# What you need to do
Quote the whole listing word for word, please.

# Source data
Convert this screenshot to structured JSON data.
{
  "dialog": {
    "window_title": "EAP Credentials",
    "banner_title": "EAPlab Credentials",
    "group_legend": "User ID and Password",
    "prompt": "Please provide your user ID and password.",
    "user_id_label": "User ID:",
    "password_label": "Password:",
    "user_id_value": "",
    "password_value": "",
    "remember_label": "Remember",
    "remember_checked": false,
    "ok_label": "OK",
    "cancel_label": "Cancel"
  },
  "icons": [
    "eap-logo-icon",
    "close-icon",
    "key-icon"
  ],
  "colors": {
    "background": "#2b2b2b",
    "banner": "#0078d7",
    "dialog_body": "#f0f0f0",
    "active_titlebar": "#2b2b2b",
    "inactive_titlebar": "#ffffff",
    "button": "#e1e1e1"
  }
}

# Answer to this exercise
Convert this screenshot to structured JSON data.
{
  "dialog": {
    "window_title": "EAP Credentials",
    "banner_title": "EAPlab Credentials",
    "group_legend": "User ID and Password",
    "prompt": "Please provide your user ID and password.",
    "user_id_label": "User ID:",
    "password_label": "Password:",
    "user_id_value": "",
    "password_value": "",
    "remember_label": "Remember",
    "remember_checked": false,
    "ok_label": "OK",
    "cancel_label": "Cancel"
  },
  "icons": [
    "eap-logo-icon",
    "close-icon",
    "key-icon"
  ],
  "colors": {
    "background": "#2b2b2b",
    "banner": "#0078d7",
    "dialog_body": "#f0f0f0",
    "active_titlebar": "#2b2b2b",
    "inactive_titlebar": "#ffffff",
    "button": "#e1e1e1"
  }
}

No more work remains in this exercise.